What the task asks: State how many lines in the records below include the word "text". Give nothing but that number.

Task input:
......

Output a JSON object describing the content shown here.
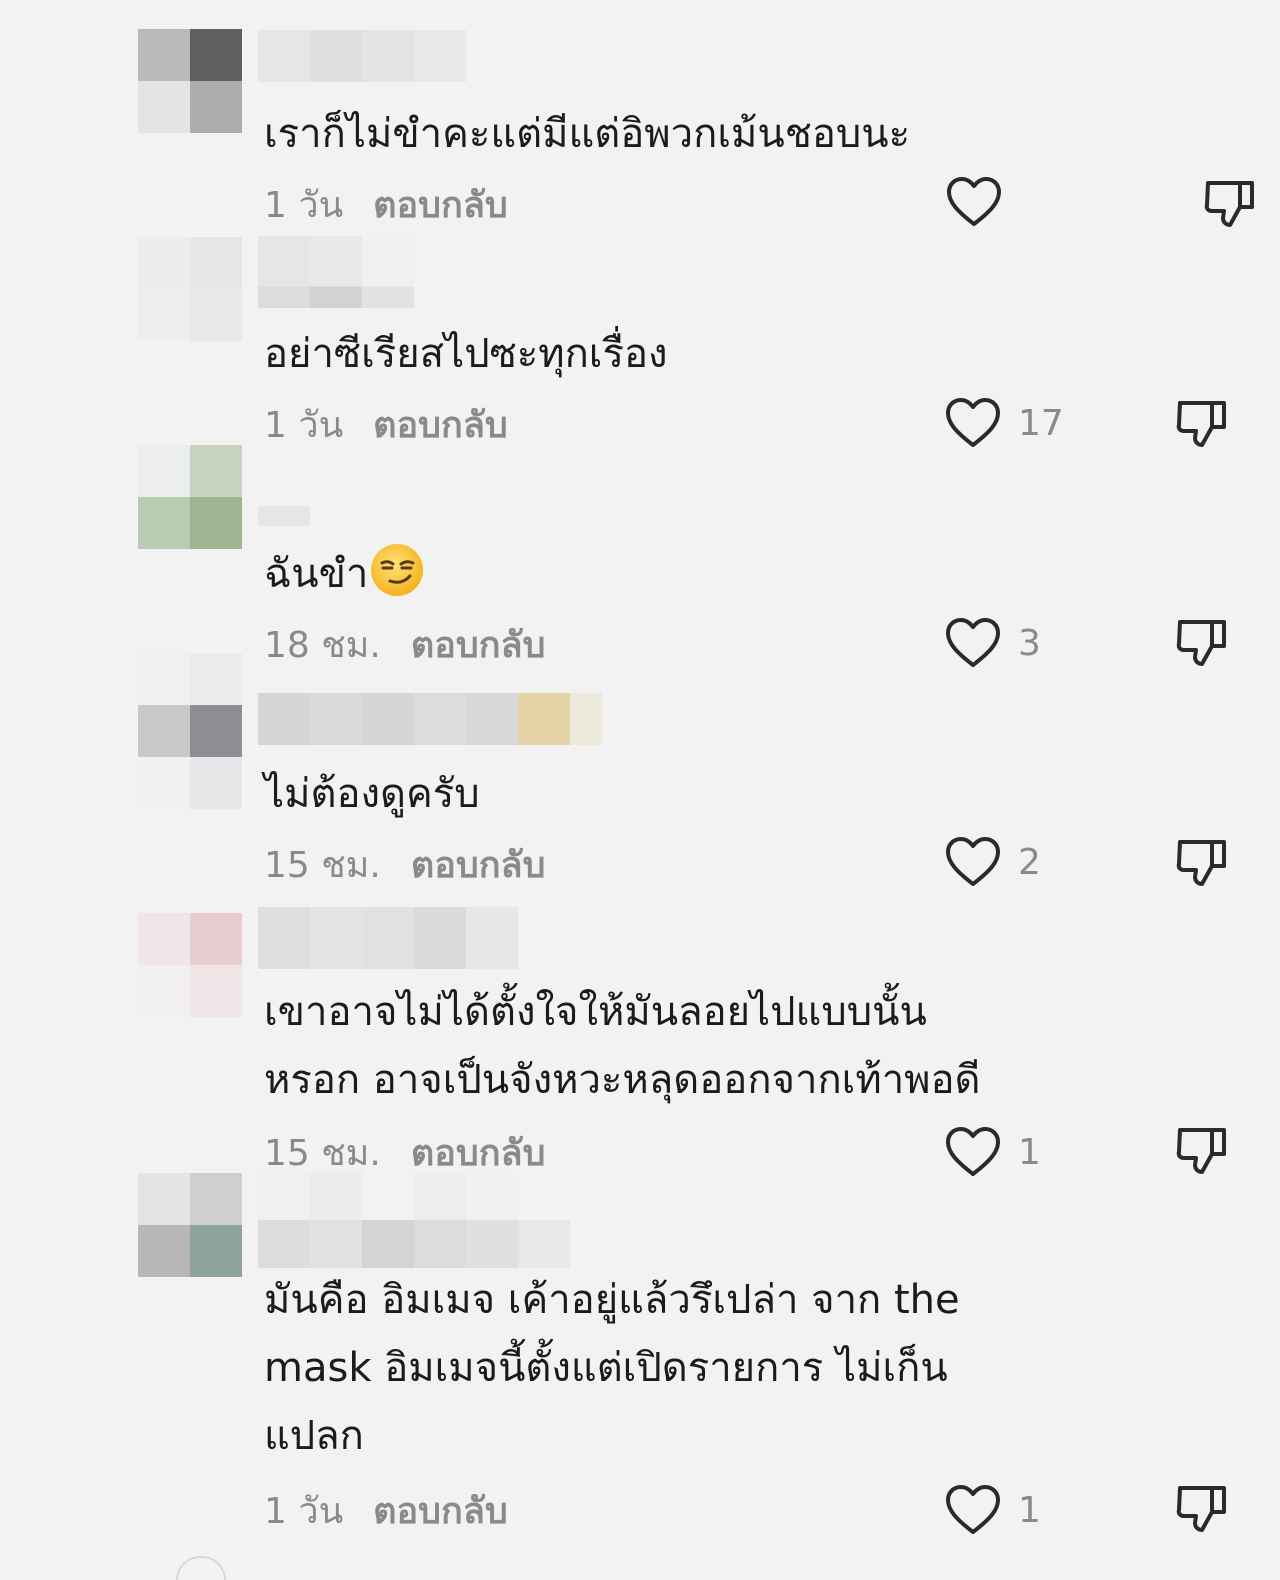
{
  "comments": [
    {
      "text": "เราก็ไม่ขำคะแต่มีแต่อิพวกเม้นชอบนะ",
      "time": "1 วัน",
      "reply": "ตอบกลับ",
      "likes": ""
    },
    {
      "text": "อย่าซีเรียสไปซะทุกเรื่อง",
      "time": "1 วัน",
      "reply": "ตอบกลับ",
      "likes": "17"
    },
    {
      "text": "ฉันขำ",
      "time": "18 ชม.",
      "reply": "ตอบกลับ",
      "likes": "3"
    },
    {
      "text": "ไม่ต้องดูครับ",
      "time": "15 ชม.",
      "reply": "ตอบกลับ",
      "likes": "2"
    },
    {
      "text": "เขาอาจไม่ได้ตั้งใจให้มันลอยไปแบบนั้น\nหรอก อาจเป็นจังหวะหลุดออกจากเท้าพอดี",
      "time": "15 ชม.",
      "reply": "ตอบกลับ",
      "likes": "1"
    },
    {
      "text": "มันคือ อิมเมจ เค้าอยู่แล้วรึเปล่า จาก the\nmask อิมเมจนี้ตั้งแต่เปิดรายการ ไม่เก็น\nแปลก",
      "time": "1 วัน",
      "reply": "ตอบกลับ",
      "likes": "1"
    }
  ],
  "emoji": "smirking-face-emoji",
  "icons": {
    "like": "heart-outline-icon",
    "dislike": "thumbs-down-outline-icon"
  },
  "colors": {
    "background": "#f2f2f3",
    "text": "#1b1b1b",
    "muted": "#8a8a8a"
  }
}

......

Exercise output: 7